WASHINGTON — The U.S. Department of the Treasury welcomes today’s announcement from the International Monetary Fund (IMF) that Sudan has successfully cleared roughly $1.4 billion in arrears to the IMF and commends Sudan’s civilian-led transitional government for reaching the first phase of debt relief under the Heavily Indebted Poor Countries (HIPC) initiative. Today’s milestone is a testament to the sustained commitment of Sudanese authorities to implement challenging but necessary economic reforms amidst the country’s transition to democratic rule. These reforms include unifying the exchange rate and strengthening governance and transparency.
“This is a historic moment for Sudan and its people,” said Secretary of the Treasury Janet L. Yellen. “The U.S. is proud to have been an early advocate for Sudan to normalize ties to the international financial institutions and helping it to secure debt relief. These steps will unlock much-needed financing and will help build the foundation for poverty reduction, inclusive development, and economic growth. All Sudanese can take pride in this achievement.”

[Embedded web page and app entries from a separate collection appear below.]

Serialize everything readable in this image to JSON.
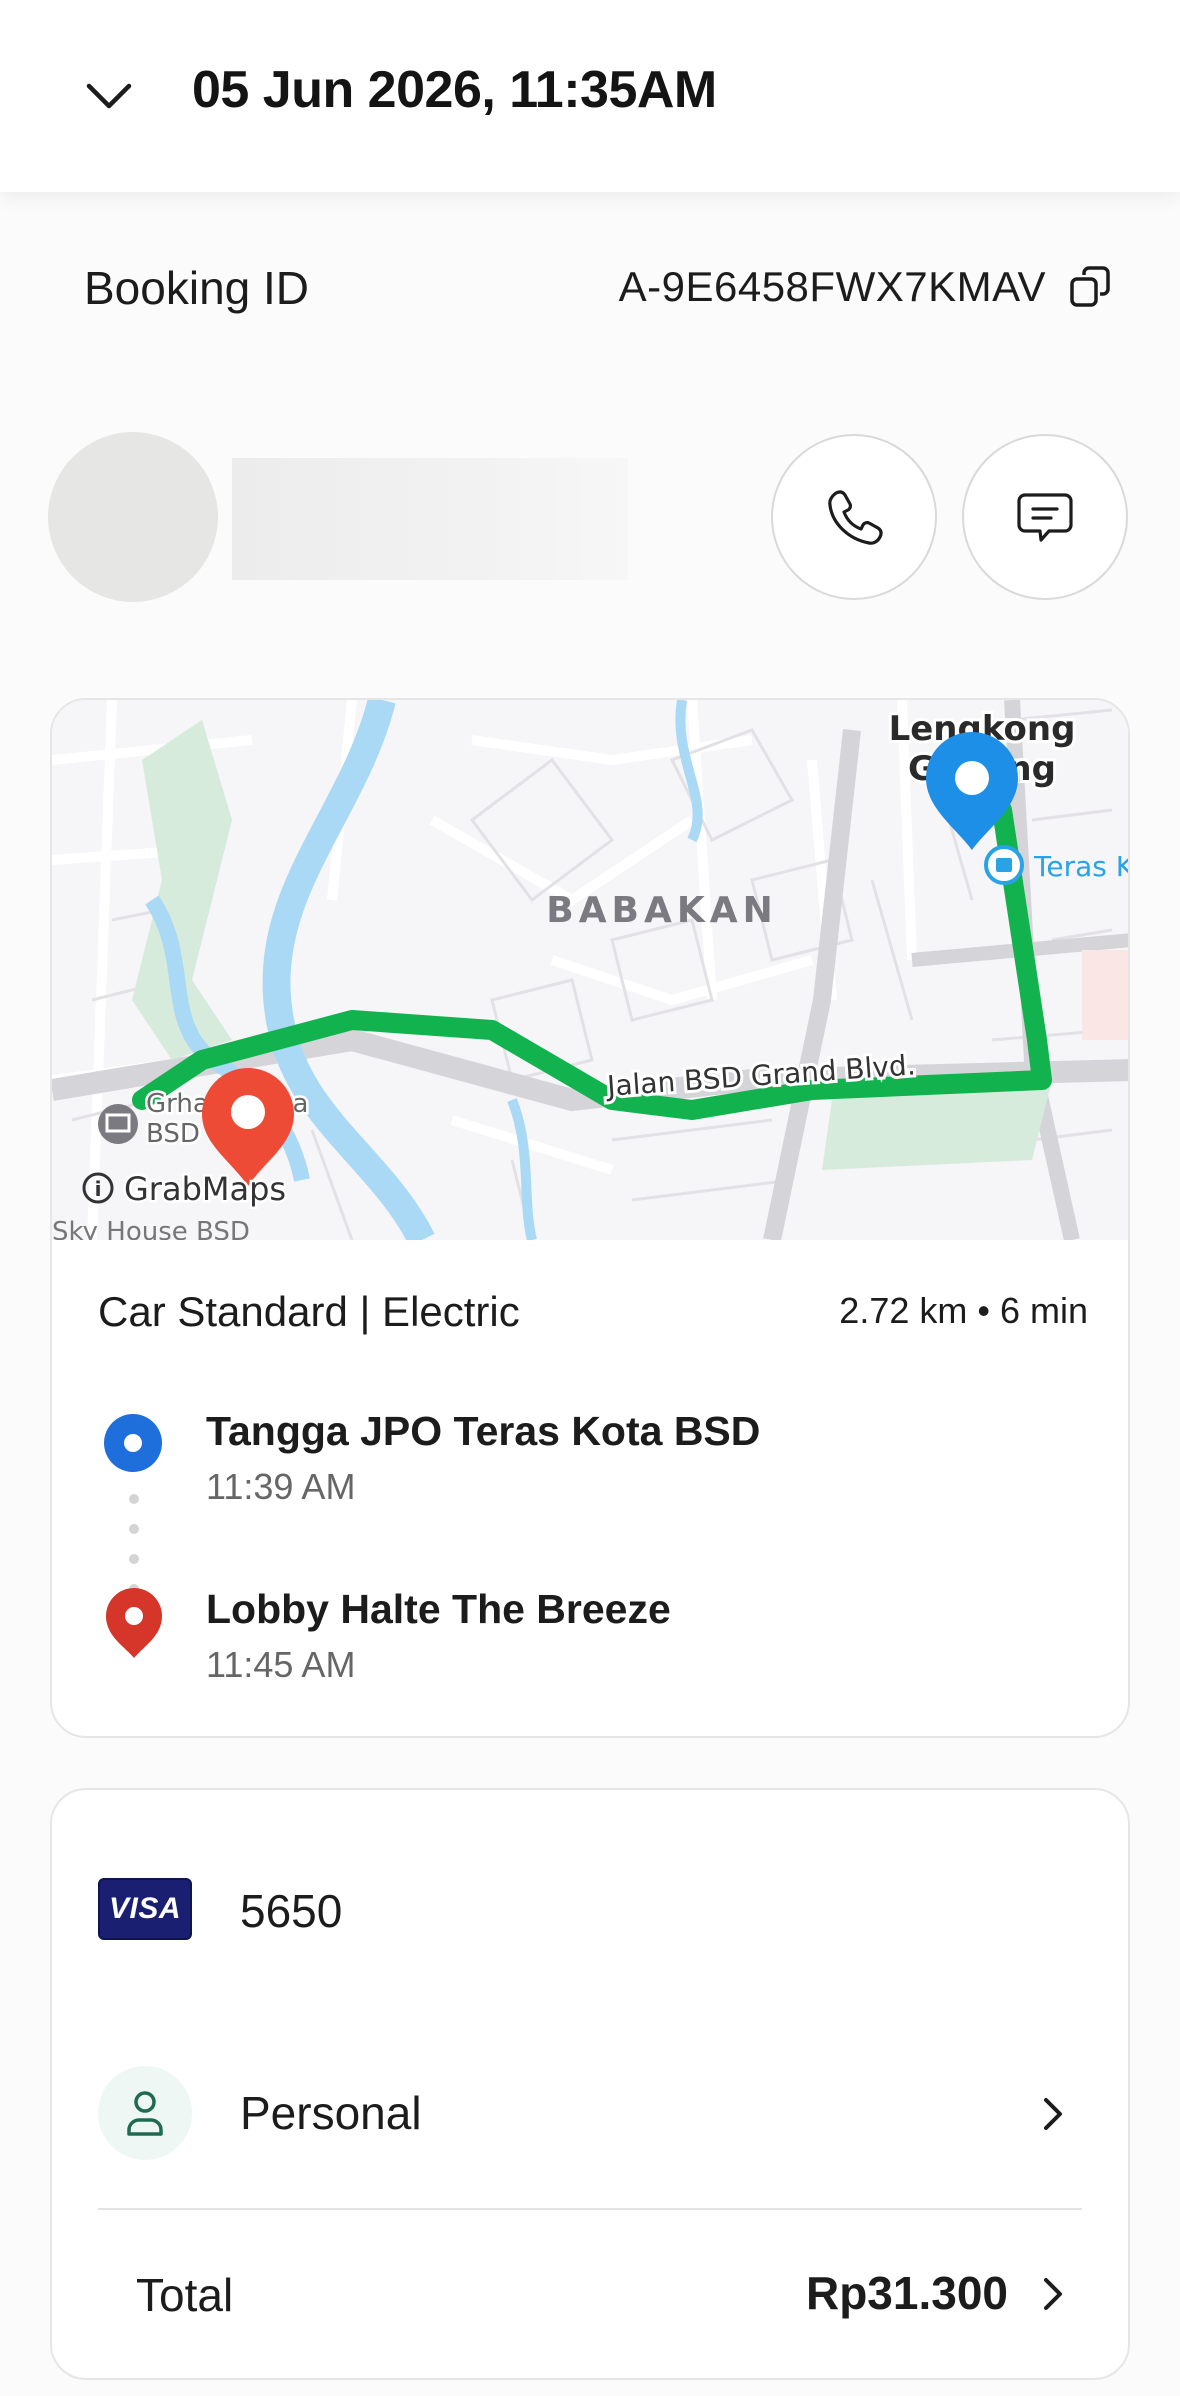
{
  "header": {
    "title": "05 Jun 2026, 11:35AM",
    "chevron_icon": "chevron-down-icon"
  },
  "booking": {
    "label": "Booking ID",
    "id": "A-9E6458FWX7KMAV",
    "copy_icon": "copy-icon"
  },
  "driver": {
    "call_icon": "phone-icon",
    "chat_icon": "chat-icon"
  },
  "map": {
    "area_label": "BABAKAN",
    "road_label": "Jalan BSD Grand Blvd.",
    "pickup_area": [
      "Lengkong",
      "Gudang"
    ],
    "poi_right": "Teras K",
    "poi_left": [
      "Grha Wisesa",
      "BSD"
    ],
    "poi_bottom": "Sky House BSD",
    "provider": "GrabMaps",
    "route_color": "#12b24f",
    "pickup_pin_color": "#1e8fe6",
    "dropoff_pin_color": "#ee4b36"
  },
  "trip": {
    "ride_type": "Car Standard | Electric",
    "distance": "2.72 km",
    "duration": "6 min",
    "pickup": {
      "name": "Tangga JPO Teras Kota BSD",
      "time": "11:39 AM"
    },
    "dropoff": {
      "name": "Lobby Halte The Breeze",
      "time": "11:45 AM"
    }
  },
  "payment": {
    "card_brand": "VISA",
    "card_last4": "5650",
    "profile": "Personal",
    "profile_icon": "person-icon",
    "total_label": "Total",
    "total_value": "Rp31.300"
  }
}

The U.S. has played a critical role in supporting Sudan’s path to HIPC debt relief, in recognition of the important work the Government of Sudan has undertaken to restore economic stability. Treasury provided same-day bridge financing of approximately $1.15 billion in March to help Sudan clear its arrears at the World Bank, at no cost to U.S. taxpayers, and co-hosted a roundtable with the Department of State to encourage Sudan’s bilateral creditors to advance debt relief efforts. Treasury has also committed to contribute up to $120 million in grant resources to fund IMF debt relief for Sudan under the first phase of HIPC announced today. The U.S. is pleased to join other Paris Club members in providing both immediate and future debt relief in accordance with the provisions of the HIPC initiative and will continue to support Sudan as it implements additional economic reforms needed to complete the HIPC process. Sudan is the last country to clear protracted arrears to the IMF, which now faces no repayment arrears from its members for the first time since early 1975.